**Task to carry out:**
Go through the records below and copy out every line holding "вчера".

(Stored items from a collection)

# # # # # # #

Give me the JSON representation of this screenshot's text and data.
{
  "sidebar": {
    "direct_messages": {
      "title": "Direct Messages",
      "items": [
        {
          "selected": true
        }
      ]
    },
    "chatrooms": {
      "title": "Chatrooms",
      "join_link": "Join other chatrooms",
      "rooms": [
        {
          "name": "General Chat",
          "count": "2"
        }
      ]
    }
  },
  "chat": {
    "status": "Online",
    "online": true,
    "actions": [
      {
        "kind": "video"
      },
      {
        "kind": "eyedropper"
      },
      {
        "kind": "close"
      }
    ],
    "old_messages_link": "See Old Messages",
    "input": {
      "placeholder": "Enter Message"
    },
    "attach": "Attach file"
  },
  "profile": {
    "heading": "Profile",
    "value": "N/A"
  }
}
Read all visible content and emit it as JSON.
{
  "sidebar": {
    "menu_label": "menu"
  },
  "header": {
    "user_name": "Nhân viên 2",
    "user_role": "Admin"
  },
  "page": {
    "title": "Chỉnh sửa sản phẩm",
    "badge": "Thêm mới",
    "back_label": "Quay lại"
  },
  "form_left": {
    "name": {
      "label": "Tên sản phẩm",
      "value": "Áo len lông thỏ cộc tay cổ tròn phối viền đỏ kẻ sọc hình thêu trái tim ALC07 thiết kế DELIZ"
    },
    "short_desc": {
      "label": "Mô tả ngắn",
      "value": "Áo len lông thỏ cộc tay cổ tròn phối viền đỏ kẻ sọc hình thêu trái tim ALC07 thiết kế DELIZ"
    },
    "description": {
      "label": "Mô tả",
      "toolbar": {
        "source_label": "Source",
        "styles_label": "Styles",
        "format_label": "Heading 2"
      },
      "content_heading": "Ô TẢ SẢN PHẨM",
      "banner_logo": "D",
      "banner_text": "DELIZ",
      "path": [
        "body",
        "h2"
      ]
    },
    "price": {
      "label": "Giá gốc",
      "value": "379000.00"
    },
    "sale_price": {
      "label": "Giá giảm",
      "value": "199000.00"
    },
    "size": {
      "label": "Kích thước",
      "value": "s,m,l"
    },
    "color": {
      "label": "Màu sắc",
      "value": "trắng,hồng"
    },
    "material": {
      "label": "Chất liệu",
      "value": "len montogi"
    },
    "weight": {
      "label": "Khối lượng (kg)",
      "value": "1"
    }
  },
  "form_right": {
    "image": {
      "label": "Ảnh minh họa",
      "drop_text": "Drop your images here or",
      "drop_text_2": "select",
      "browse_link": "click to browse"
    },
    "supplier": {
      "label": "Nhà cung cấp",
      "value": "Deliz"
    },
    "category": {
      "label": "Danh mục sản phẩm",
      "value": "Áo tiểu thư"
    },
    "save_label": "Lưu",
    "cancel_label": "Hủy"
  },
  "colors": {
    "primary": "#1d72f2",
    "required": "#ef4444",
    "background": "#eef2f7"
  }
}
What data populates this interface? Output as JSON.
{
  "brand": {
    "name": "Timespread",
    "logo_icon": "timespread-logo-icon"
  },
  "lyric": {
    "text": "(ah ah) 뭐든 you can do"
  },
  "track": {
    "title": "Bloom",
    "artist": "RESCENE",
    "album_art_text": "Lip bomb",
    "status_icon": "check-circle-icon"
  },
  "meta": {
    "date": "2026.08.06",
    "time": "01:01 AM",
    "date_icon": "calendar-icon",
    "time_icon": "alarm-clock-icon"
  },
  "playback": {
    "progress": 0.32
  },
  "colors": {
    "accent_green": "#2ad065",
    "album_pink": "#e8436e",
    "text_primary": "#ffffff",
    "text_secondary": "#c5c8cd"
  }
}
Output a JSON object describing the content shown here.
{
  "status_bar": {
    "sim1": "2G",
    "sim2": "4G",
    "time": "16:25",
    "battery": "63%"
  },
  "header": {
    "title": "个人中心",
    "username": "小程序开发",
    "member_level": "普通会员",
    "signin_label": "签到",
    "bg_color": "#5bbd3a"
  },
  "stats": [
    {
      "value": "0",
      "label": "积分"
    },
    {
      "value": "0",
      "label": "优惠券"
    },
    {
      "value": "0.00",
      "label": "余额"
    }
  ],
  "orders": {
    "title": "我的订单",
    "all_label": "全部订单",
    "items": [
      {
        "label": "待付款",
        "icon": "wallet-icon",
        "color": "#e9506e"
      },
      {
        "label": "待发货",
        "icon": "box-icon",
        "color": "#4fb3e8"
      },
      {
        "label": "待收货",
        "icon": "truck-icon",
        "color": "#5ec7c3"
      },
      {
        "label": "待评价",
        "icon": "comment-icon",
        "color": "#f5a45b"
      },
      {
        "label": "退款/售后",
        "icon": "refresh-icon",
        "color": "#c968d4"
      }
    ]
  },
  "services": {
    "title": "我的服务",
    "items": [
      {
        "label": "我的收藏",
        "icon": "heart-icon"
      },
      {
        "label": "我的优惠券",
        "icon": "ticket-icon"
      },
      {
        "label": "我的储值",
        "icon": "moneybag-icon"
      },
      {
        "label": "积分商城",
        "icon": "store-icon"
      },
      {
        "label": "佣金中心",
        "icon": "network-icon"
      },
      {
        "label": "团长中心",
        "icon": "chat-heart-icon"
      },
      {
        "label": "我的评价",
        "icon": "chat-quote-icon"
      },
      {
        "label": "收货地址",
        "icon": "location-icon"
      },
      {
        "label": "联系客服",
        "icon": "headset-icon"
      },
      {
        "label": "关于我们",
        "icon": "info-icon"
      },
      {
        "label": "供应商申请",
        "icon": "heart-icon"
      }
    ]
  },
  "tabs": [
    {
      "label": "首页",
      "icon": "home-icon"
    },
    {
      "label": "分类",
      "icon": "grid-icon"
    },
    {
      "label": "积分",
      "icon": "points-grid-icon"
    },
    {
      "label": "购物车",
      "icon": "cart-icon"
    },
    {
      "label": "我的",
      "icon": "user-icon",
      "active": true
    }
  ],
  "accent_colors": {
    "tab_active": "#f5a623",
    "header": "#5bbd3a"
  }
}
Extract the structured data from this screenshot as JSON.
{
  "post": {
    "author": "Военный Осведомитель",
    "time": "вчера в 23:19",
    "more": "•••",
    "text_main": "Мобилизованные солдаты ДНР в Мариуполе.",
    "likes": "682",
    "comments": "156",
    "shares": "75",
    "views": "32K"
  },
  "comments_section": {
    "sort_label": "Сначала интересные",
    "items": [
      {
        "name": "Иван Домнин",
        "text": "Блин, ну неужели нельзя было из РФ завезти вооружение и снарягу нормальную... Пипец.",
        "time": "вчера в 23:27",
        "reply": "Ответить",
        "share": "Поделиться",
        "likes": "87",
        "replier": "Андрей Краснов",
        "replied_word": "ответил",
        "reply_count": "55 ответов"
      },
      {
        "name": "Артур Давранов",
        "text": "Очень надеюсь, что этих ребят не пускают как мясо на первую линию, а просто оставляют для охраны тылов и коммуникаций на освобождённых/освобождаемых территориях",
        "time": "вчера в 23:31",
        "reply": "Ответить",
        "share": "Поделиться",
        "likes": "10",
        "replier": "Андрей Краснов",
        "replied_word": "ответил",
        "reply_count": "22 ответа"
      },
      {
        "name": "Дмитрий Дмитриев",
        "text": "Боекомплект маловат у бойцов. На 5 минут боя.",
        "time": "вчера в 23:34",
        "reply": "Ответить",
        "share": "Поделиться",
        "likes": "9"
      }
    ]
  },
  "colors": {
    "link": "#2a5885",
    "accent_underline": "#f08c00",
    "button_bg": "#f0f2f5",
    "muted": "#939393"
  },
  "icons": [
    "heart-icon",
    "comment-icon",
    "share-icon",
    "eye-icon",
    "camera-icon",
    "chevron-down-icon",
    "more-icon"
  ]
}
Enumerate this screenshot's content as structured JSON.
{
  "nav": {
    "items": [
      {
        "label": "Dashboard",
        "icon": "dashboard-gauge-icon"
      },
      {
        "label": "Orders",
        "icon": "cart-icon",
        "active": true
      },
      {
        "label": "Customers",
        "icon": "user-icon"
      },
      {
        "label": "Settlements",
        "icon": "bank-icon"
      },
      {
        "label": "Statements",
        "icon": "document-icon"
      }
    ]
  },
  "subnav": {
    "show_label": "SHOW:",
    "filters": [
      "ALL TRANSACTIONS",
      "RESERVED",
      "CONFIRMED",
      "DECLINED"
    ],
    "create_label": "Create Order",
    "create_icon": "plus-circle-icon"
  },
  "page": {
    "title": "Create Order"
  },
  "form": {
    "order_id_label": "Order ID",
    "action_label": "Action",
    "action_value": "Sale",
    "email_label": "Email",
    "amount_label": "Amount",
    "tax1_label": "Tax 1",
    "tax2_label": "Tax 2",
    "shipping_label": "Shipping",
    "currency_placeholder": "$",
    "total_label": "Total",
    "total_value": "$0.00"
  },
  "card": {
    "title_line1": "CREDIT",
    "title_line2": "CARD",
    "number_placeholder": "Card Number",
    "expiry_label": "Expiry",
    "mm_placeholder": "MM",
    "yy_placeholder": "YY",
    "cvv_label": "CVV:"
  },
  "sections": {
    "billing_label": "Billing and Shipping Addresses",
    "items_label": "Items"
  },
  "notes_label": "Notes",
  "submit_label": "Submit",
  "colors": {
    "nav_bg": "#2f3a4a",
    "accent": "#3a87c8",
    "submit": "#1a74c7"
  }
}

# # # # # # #

**Your response:**
    "time": "вчера в 23:19",
        "time": "вчера в 23:27",
        "time": "вчера в 23:31",
        "time": "вчера в 23:34",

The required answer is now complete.